A group of atoms hovering near absolute zero temperature will meld into a single quantum state, like a giant “super-atom.” The exact temperature where this so-called Bose-Einstein condensate occurs has been debated for more than half a century. To help settle the issue, experimentalists reporting in Physical Review Letters have observed that condensation occurs at higher temperatures for atoms that repel each other.
In , Einstein predicted that noninteracting particles cooled to a certain temperature will begin to all condense into the lowest available energy state. However, atoms typically repel each other, and theorists have been unable to agree whether this repulsion raises or lowers the transition temperature with respect to the noninteracting case. Since , Bose-Einstein condensates have been observed in the lab at a few hundred nanokelvin, but the experimental designs have not made it clear what effect atomic interactions have.

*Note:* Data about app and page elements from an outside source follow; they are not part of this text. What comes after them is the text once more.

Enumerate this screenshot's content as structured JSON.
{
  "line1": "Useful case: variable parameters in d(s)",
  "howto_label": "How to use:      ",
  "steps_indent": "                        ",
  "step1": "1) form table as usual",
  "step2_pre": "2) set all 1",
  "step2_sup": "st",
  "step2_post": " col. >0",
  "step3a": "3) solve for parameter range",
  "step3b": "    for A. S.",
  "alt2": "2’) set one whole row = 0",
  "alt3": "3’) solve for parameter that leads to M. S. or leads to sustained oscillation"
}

To probe the underlying physics, Robert Smith and his colleagues at the University of Cambridge, UK, cooled potassium atoms in an optical trap, while applying a magnetic field that induced an added repulsion between the atoms. The researchers could tune the strength of this repulsion and then measure the temperature at which the atoms condensed. After accounting for changes in the gas density, the team found that repulsion actually elevated the transition temperature by a few percent. A qualitative explanation for this counterintuitive result is that repulsive collisions redistribute momentum more uniformly between the atoms and thus ease the transition to a single momentum state. – Michael Schirber